• [PROMPT] Copy each line containing the word "description" from the records that follow, please.

Records from a collection
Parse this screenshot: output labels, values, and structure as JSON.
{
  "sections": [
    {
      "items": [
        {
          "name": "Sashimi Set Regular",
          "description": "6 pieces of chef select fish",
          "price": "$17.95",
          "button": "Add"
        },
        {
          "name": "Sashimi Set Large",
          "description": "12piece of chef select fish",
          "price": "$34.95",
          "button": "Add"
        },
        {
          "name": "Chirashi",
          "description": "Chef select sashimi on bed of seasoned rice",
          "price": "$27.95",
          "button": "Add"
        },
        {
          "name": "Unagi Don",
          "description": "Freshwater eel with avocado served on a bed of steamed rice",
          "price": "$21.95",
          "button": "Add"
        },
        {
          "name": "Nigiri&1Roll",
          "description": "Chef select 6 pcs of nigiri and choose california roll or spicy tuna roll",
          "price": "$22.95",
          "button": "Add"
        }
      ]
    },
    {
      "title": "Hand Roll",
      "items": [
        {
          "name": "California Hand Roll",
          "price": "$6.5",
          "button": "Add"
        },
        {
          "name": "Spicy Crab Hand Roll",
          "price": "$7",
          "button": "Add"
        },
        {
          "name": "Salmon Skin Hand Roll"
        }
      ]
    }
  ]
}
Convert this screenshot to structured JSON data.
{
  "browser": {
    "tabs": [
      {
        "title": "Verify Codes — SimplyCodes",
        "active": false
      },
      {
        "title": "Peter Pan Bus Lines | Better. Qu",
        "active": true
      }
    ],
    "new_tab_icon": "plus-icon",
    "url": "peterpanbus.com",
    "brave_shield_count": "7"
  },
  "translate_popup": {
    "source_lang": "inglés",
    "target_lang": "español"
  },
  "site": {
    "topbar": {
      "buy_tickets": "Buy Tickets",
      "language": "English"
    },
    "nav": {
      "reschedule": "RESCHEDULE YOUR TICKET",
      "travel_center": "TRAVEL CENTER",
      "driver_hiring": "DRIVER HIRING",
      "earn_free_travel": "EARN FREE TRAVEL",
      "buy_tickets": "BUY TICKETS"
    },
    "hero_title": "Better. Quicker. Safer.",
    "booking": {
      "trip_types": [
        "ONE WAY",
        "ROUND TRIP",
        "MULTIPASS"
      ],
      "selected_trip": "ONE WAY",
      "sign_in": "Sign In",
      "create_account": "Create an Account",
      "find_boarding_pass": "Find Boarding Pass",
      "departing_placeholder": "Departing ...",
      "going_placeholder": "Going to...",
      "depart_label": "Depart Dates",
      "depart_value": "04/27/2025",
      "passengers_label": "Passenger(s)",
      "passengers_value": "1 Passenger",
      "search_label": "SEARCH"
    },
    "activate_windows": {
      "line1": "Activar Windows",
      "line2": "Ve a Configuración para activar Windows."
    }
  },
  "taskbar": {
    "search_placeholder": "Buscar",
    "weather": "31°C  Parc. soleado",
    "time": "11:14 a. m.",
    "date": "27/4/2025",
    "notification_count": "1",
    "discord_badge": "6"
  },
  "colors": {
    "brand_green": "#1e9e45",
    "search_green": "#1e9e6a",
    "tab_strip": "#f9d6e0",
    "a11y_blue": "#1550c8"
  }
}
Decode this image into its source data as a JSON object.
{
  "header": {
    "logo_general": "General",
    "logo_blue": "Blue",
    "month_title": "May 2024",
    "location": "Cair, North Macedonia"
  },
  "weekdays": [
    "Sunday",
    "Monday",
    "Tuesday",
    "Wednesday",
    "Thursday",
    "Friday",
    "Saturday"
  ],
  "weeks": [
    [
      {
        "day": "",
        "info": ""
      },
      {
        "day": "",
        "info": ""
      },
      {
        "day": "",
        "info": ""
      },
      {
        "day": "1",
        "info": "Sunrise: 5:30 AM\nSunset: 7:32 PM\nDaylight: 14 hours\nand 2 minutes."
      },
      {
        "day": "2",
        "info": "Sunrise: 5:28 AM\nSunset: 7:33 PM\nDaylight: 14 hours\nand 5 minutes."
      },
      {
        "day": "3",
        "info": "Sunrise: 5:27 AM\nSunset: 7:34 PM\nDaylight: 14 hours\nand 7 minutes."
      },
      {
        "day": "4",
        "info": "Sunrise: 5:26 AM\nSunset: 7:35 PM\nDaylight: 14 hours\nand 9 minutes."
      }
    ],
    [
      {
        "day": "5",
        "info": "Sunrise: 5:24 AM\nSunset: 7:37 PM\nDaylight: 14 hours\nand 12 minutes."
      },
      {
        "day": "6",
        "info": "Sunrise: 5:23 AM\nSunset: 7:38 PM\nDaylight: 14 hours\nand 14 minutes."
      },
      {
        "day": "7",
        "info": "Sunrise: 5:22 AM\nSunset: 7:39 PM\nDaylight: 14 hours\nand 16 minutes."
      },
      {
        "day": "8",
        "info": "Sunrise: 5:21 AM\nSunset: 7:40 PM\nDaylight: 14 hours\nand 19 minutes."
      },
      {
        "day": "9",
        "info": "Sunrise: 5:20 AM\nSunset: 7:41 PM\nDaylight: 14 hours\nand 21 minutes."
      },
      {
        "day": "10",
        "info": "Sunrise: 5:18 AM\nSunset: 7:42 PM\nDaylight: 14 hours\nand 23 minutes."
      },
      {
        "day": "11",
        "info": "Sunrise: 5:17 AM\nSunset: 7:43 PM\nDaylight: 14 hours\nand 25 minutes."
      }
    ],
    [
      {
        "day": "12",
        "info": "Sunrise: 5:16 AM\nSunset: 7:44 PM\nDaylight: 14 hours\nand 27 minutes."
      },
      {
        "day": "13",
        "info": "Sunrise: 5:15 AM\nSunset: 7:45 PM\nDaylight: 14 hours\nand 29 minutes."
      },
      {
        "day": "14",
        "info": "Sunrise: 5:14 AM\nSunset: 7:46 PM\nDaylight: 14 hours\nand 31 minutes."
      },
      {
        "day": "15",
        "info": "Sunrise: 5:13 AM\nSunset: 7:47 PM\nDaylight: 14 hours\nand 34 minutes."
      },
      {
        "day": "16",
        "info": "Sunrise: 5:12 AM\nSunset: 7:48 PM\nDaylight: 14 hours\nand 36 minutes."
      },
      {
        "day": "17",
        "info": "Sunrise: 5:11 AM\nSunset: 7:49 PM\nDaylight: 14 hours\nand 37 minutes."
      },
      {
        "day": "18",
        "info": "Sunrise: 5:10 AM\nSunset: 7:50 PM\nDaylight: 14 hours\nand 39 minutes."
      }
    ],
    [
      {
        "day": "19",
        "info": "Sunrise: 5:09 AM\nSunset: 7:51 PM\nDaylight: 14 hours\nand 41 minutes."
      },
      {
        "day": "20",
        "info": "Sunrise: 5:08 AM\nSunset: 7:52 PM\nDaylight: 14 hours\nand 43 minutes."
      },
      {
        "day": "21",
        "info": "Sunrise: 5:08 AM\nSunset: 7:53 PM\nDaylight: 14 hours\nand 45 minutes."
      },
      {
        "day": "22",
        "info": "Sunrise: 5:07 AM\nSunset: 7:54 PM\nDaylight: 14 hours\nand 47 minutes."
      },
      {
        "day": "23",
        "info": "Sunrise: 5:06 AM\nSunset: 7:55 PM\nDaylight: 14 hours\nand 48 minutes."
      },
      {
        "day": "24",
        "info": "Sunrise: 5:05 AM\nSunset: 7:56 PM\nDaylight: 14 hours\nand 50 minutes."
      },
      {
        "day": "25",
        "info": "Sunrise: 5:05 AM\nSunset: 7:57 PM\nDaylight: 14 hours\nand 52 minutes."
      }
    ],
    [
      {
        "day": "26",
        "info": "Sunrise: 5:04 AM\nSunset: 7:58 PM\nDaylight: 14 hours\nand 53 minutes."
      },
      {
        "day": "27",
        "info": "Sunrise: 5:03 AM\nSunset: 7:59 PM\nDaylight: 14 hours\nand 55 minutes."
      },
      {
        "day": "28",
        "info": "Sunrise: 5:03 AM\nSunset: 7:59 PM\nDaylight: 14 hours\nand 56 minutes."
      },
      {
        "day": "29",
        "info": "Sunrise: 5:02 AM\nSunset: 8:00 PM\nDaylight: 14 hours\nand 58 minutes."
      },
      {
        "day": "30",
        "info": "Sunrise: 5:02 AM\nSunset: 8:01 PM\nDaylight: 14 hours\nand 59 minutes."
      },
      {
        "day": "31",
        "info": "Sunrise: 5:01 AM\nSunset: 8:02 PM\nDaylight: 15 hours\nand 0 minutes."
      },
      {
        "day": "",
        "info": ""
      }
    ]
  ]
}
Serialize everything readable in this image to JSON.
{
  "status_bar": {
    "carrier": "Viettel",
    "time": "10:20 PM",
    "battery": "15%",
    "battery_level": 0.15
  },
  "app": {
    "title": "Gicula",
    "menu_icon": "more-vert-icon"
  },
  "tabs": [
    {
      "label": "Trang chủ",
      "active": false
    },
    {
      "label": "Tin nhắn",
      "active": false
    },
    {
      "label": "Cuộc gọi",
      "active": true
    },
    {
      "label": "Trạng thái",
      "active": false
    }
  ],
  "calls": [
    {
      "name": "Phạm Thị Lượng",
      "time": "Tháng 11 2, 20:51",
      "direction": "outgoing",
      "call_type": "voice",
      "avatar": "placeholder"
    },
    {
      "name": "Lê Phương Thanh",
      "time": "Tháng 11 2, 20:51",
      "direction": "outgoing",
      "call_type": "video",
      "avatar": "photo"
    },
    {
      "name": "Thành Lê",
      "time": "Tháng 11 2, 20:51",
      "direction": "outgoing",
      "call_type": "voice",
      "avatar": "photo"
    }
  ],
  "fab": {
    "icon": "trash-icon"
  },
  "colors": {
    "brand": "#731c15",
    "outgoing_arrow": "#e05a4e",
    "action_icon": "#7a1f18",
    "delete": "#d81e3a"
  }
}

• [RESPONSE BELOW]
          "description": "6 pieces of chef select fish",
          "description": "12piece of chef select fish",
          "description": "Chef select sashimi on bed of seasoned rice",
          "description": "Freshwater eel with avocado served on a bed of steamed rice",
          "description": "Chef select 6 pcs of nigiri and choose california roll or spicy tuna roll",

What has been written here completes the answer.